15 October 2018, 17:56
Court throws out Pentecostals' suit seeking agreement with penitentiary service on prison visits in Astrakhan
Moscow, October 15, Interfax - Moscow's Zamoskvoretsky District Court has declined the request of the Central Religious Organization of God's Assembly (Pentecostals) for an agreement with the Russian Federal Penitentiary Service on prison visits in Astrakhan and the Astrakhan Region, an Interfax correspondent reported from the courtroom.
"The court rules to decline the lawsuit filed by the Central Religious Organization of God's Assembly against the Federal Penitentiary Service," Judge Yelena Perepechina read from the decision on Monday.
The Pentecostals asked the court to obligate the Federal Penitentiary Service to sign an agreement for visits to penal colonies and corrective establishments in Astrakhan and the Astrakhan Region, including penal colonies for minors. Such an agreement was severed by the Federal Penitentiary Service in 2017. However, according to Norair Agabekyan, a representative of the religious organization, the previous agreement with signed with a different Pentecostal organization.
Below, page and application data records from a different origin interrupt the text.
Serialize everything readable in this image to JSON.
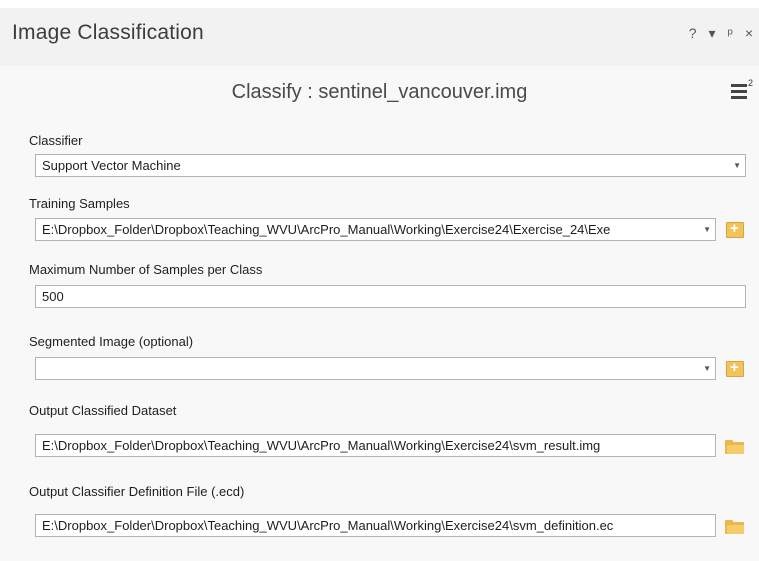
{
  "window": {
    "title": "Image Classification",
    "controls": {
      "help": "?",
      "dropdown": "▾",
      "pin": "⍑",
      "close": "×"
    }
  },
  "tool": {
    "title": "Classify : sentinel_vancouver.img",
    "menu_superscript": "2"
  },
  "params": {
    "classifier": {
      "label": "Classifier",
      "value": "Support Vector Machine"
    },
    "training_samples": {
      "label": "Training Samples",
      "value": "E:\\Dropbox_Folder\\Dropbox\\Teaching_WVU\\ArcPro_Manual\\Working\\Exercise24\\Exercise_24\\Exe"
    },
    "max_samples": {
      "label": "Maximum Number of Samples per Class",
      "value": "500"
    },
    "segmented_image": {
      "label": "Segmented Image (optional)",
      "value": ""
    },
    "output_dataset": {
      "label": "Output Classified Dataset",
      "value": "E:\\Dropbox_Folder\\Dropbox\\Teaching_WVU\\ArcPro_Manual\\Working\\Exercise24\\svm_result.img"
    },
    "output_definition": {
      "label": "Output Classifier Definition File (.ecd)",
      "value": "E:\\Dropbox_Folder\\Dropbox\\Teaching_WVU\\ArcPro_Manual\\Working\\Exercise24\\svm_definition.ec"
    }
  },
  "icons": {
    "add_data": "add-data-icon",
    "browse_folder": "folder-icon",
    "menu": "hamburger-menu-icon"
  }
}
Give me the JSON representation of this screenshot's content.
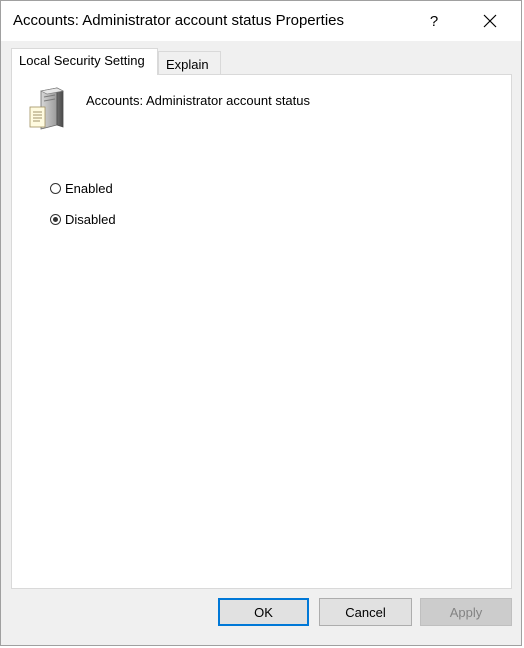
{
  "window": {
    "title": "Accounts: Administrator account status Properties",
    "help_label": "?"
  },
  "tabs": [
    {
      "label": "Local Security Setting",
      "active": true
    },
    {
      "label": "Explain",
      "active": false
    }
  ],
  "policy": {
    "name": "Accounts: Administrator account status",
    "icon": "server-icon"
  },
  "options": [
    {
      "label": "Enabled",
      "selected": false
    },
    {
      "label": "Disabled",
      "selected": true
    }
  ],
  "buttons": {
    "ok": "OK",
    "cancel": "Cancel",
    "apply": "Apply"
  },
  "colors": {
    "dialog_bg": "#f0f0f0",
    "default_button_border": "#0078d7",
    "disabled_text": "#838383"
  }
}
"The Federal Penitentiary Service's actions are aimed at barring the clergy of the Evangelical Pentecostal Church from penal colonies. Convicts are asking [the clergy] to come to spiritually care about them. There is no reason the agreement should not be signed," Agabekyan said.
Federal Penitentiary Service branches are saying that local religious organizations need to have agreements with the agency, he said.
A Federal Penitentiary Service official spoke out against an agreement with the religious organization.
"If a member of the Evangelical Pentecostal Church is in a penitentiary establishment, he should write to the administration of the establishment. In this situation, the administration is obligated to invite a clergyman of this denomination for a ritual. According to statistics, 522 people call themselves members of the Pentecostal church, which is 0.009 of all inmates. The Federal Penitentiary Service objects to signing such an agreement," the official said.
Central Religious Organization of God's Assembly can turn to territorial bodies to sign such agreement, he said.
Agabekyan told the court that if the inmate writes an application, a clergyman from an organization with which an agreement has been signed will be provided.
The Federal Penitentiary Service official said Article 14 of the Russian Penal Code (on inmates' freedom of conscience and freedom of religion) does not require the agency to sign agreements with all existing religious organizations.